Athletic Girls: Normally on the shorter side, and maybe a little broader frame, these women are usually jumping powerhouses and technical beasts. Like Ashley Bouder. If you have ever seen her in Dew Drop… The most ferocious.
Pretty Girls: This is going to sound bad, but then some girls particularly don’t stand out. They are pretty to watch with nice body types, and they blend in well. Usually, this makes up a corps de ballet. While the standards to get a corps contract are changing, these girls will always be in the corps.

After rereading that, I realized that doesn’t sound helpful, whatsoever. Okay, so the reality is, I was in the middle of this post when I was asked to go to a winery and have a drink. The perks of living near vineyards. So now, after a few drinks, and rereading this draft, I am like woah. This post might not have been the most helpful.

So, here is what I can say: When it comes to ballet body types, there is really only one thing that matters, and that is good technique. If you have solid technique, clean technique which also means you are flexible, you can find a job. It might not be at American Ballet Theatre or the Royal Ballet, but there are tons of companies out there. And I mean tons.

The idea of being a thin ballet dancer is kind of ridiculous since you have to be extremely strong and athletic to be a ballerina. You also have to be extremely neurotic and OCD to be a ballerina, but I already touched on that post. Does it help your career to be thin? Sure, naturally, if your body frame is petite and you have a high metabolism, that is an advantage. But there are other advantages to having: like natural-perfect turn out, extremely hyperextended legs, beautiful feet, a super strong psoas, a hypermobile back, even an extremely good ear for music, oooh- or just being smart and learning combinations quickly and taking corrections.
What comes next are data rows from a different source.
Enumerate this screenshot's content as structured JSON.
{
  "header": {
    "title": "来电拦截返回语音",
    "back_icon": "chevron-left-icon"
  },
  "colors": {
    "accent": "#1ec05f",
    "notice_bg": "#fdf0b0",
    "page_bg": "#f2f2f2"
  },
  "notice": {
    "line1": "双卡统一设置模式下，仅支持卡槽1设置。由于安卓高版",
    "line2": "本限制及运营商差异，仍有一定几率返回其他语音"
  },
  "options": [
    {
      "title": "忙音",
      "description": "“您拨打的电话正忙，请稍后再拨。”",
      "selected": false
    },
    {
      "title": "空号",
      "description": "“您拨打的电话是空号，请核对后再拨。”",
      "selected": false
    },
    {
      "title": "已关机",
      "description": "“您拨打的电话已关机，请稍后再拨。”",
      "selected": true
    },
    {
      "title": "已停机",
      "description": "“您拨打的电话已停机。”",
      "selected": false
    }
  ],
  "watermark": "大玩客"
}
So, for everyone who wrote in asking about their body types- don’t fret. If you want to dance, and you have good teachers and a strong technique, don’t be discouraged. Go out in the world and find a ballet company that works for you and your body type. It might crush your dream that you might never dance at Lincoln Center, but if you truly love the art, and truly want to be a ballet dancer; then you will be happy dancing anywhere. I remember one girl from my ballet school who said if she couldn’t get hired at NYCB she didn’t want to be a ballerina. She went to SAB SI on scholarship for a year, and then the next year she didn’t get a scholarship and the following year she didn’t get in, so she quit. With that being said, I don’t think she was ever in it for the art, the work or the movement. I think she was in it for the prestige or the elitism. Not that I am judging, well I kind of am.
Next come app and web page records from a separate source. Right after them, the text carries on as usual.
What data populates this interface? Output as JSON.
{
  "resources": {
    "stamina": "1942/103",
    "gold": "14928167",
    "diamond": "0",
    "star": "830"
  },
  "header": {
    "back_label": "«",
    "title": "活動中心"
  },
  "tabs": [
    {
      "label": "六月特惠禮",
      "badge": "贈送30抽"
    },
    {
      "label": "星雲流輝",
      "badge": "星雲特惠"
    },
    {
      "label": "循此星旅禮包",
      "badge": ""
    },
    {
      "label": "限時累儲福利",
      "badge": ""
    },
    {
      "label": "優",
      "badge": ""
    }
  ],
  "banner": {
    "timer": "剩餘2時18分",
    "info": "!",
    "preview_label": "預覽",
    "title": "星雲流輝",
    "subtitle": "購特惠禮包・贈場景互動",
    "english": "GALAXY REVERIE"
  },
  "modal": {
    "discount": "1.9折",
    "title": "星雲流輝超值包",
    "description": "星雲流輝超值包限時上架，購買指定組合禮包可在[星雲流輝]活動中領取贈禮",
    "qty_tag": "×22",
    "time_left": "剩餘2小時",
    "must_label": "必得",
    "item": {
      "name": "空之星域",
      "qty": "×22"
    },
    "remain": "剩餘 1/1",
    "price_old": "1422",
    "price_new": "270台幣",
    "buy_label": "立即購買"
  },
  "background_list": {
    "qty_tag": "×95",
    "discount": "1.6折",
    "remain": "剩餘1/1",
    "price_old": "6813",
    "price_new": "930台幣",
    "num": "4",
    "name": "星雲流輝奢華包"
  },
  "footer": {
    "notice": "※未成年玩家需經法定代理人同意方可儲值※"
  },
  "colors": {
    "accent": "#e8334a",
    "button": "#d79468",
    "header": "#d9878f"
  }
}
I hope everyone has a good Monday and enjoys my doodle. I have a 10 hour work day in 6 hours, so I probably should try to sleep.

Not Bad.

Finding YourselfAfter two hip surgeries, and not dancing in like 5 years, and gaining like 20 pounds…
Exploring Arabesque on the beach while storming…
On another note, I hope you had a good holiday weekend if you are in the US.
There were a ton of Stars and Stripes videos posted all over social media, and crazy red, white and blue costumes posted, so I didn’t feel the need to encourage it all.

company class plies redlands dance theatre
www.redlandsdancetheatre.org

love wins
#workflow
www.SocialCulture.com

COMING SOON:
THE GUIDE TO VARIATIONS

if you have questions about variations, or would like me to touch on things, let me know.